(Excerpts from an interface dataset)
....

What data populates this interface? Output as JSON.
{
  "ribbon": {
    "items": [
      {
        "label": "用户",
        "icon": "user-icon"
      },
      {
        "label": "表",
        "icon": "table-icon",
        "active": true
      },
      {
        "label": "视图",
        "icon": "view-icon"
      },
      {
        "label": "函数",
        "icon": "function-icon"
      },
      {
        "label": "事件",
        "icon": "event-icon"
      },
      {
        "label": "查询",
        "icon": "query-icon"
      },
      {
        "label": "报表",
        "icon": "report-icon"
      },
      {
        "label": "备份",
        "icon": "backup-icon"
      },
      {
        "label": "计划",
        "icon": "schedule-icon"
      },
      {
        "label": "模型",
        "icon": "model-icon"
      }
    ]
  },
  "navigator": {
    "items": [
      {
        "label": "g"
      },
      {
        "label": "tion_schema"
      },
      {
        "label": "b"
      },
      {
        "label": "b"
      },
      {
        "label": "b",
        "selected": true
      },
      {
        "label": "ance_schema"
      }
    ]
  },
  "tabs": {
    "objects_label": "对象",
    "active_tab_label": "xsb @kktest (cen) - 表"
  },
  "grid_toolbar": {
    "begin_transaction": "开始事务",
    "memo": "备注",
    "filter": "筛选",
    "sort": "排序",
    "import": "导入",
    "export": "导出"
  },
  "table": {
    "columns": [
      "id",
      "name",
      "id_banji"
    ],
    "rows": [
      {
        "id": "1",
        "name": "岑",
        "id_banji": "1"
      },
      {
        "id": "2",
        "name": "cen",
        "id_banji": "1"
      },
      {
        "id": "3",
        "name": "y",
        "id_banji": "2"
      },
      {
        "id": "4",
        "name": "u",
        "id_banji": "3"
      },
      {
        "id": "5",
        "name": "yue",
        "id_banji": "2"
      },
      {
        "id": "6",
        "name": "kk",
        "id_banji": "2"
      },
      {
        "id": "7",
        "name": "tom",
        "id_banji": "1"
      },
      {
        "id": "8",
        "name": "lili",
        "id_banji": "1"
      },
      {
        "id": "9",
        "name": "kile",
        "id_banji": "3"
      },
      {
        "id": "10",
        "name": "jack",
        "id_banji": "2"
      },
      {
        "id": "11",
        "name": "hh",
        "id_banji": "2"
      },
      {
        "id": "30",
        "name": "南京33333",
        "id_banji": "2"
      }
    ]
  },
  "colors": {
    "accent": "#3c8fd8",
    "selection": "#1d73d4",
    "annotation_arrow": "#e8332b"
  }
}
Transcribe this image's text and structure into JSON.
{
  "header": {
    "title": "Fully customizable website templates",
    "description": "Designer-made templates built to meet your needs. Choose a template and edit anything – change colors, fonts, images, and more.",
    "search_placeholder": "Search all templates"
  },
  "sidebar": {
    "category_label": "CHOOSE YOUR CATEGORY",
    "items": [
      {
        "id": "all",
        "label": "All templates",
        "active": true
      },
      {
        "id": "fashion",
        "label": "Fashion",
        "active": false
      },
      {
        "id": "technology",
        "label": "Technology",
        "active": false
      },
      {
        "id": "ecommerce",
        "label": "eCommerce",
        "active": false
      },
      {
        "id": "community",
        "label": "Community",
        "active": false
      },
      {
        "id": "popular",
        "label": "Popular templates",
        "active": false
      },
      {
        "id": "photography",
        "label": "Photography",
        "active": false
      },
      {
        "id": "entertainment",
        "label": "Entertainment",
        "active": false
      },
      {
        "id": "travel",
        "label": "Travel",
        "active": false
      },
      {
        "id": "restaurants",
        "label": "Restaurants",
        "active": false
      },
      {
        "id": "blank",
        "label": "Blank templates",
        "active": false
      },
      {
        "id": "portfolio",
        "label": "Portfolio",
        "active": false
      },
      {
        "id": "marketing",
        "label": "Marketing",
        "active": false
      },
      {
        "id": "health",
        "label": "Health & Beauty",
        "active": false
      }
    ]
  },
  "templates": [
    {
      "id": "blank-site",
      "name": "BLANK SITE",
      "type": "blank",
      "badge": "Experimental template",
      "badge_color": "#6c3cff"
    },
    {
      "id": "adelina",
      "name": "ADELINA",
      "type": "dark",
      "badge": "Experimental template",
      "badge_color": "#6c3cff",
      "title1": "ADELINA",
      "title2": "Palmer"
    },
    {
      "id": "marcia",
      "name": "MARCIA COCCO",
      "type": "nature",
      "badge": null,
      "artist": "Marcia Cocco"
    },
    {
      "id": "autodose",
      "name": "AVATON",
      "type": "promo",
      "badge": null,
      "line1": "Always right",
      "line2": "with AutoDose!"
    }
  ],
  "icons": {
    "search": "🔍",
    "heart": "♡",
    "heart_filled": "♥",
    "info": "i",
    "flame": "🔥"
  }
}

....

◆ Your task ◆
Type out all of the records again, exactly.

◆ Written answer ◆
What data populates this interface? Output as JSON.
{
  "ribbon": {
    "items": [
      {
        "label": "用户",
        "icon": "user-icon"
      },
      {
        "label": "表",
        "icon": "table-icon",
        "active": true
      },
      {
        "label": "视图",
        "icon": "view-icon"
      },
      {
        "label": "函数",
        "icon": "function-icon"
      },
      {
        "label": "事件",
        "icon": "event-icon"
      },
      {
        "label": "查询",
        "icon": "query-icon"
      },
      {
        "label": "报表",
        "icon": "report-icon"
      },
      {
        "label": "备份",
        "icon": "backup-icon"
      },
      {
        "label": "计划",
        "icon": "schedule-icon"
      },
      {
        "label": "模型",
        "icon": "model-icon"
      }
    ]
  },
  "navigator": {
    "items": [
      {
        "label": "g"
      },
      {
        "label": "tion_schema"
      },
      {
        "label": "b"
      },
      {
        "label": "b"
      },
      {
        "label": "b",
        "selected": true
      },
      {
        "label": "ance_schema"
      }
    ]
  },
  "tabs": {
    "objects_label": "对象",
    "active_tab_label": "xsb @kktest (cen) - 表"
  },
  "grid_toolbar": {
    "begin_transaction": "开始事务",
    "memo": "备注",
    "filter": "筛选",
    "sort": "排序",
    "import": "导入",
    "export": "导出"
  },
  "table": {
    "columns": [
      "id",
      "name",
      "id_banji"
    ],
    "rows": [
      {
        "id": "1",
        "name": "岑",
        "id_banji": "1"
      },
      {
        "id": "2",
        "name": "cen",
        "id_banji": "1"
      },
      {
        "id": "3",
        "name": "y",
        "id_banji": "2"
      },
      {
        "id": "4",
        "name": "u",
        "id_banji": "3"
      },
      {
        "id": "5",
        "name": "yue",
        "id_banji": "2"
      },
      {
        "id": "6",
        "name": "kk",
        "id_banji": "2"
      },
      {
        "id": "7",
        "name": "tom",
        "id_banji": "1"
      },
      {
        "id": "8",
        "name": "lili",
        "id_banji": "1"
      },
      {
        "id": "9",
        "name": "kile",
        "id_banji": "3"
      },
      {
        "id": "10",
        "name": "jack",
        "id_banji": "2"
      },
      {
        "id": "11",
        "name": "hh",
        "id_banji": "2"
      },
      {
        "id": "30",
        "name": "南京33333",
        "id_banji": "2"
      }
    ]
  },
  "colors": {
    "accent": "#3c8fd8",
    "selection": "#1d73d4",
    "annotation_arrow": "#e8332b"
  }
}
Transcribe this image's text and structure into JSON.
{
  "header": {
    "title": "Fully customizable website templates",
    "description": "Designer-made templates built to meet your needs. Choose a template and edit anything – change colors, fonts, images, and more.",
    "search_placeholder": "Search all templates"
  },
  "sidebar": {
    "category_label": "CHOOSE YOUR CATEGORY",
    "items": [
      {
        "id": "all",
        "label": "All templates",
        "active": true
      },
      {
        "id": "fashion",
        "label": "Fashion",
        "active": false
      },
      {
        "id": "technology",
        "label": "Technology",
        "active": false
      },
      {
        "id": "ecommerce",
        "label": "eCommerce",
        "active": false
      },
      {
        "id": "community",
        "label": "Community",
        "active": false
      },
      {
        "id": "popular",
        "label": "Popular templates",
        "active": false
      },
      {
        "id": "photography",
        "label": "Photography",
        "active": false
      },
      {
        "id": "entertainment",
        "label": "Entertainment",
        "active": false
      },
      {
        "id": "travel",
        "label": "Travel",
        "active": false
      },
      {
        "id": "restaurants",
        "label": "Restaurants",
        "active": false
      },
      {
        "id": "blank",
        "label": "Blank templates",
        "active": false
      },
      {
        "id": "portfolio",
        "label": "Portfolio",
        "active": false
      },
      {
        "id": "marketing",
        "label": "Marketing",
        "active": false
      },
      {
        "id": "health",
        "label": "Health & Beauty",
        "active": false
      }
    ]
  },
  "templates": [
    {
      "id": "blank-site",
      "name": "BLANK SITE",
      "type": "blank",
      "badge": "Experimental template",
      "badge_color": "#6c3cff"
    },
    {
      "id": "adelina",
      "name": "ADELINA",
      "type": "dark",
      "badge": "Experimental template",
      "badge_color": "#6c3cff",
      "title1": "ADELINA",
      "title2": "Palmer"
    },
    {
      "id": "marcia",
      "name": "MARCIA COCCO",
      "type": "nature",
      "badge": null,
      "artist": "Marcia Cocco"
    },
    {
      "id": "autodose",
      "name": "AVATON",
      "type": "promo",
      "badge": null,
      "line1": "Always right",
      "line2": "with AutoDose!"
    }
  ],
  "icons": {
    "search": "🔍",
    "heart": "♡",
    "heart_filled": "♥",
    "info": "i",
    "flame": "🔥"
  }
}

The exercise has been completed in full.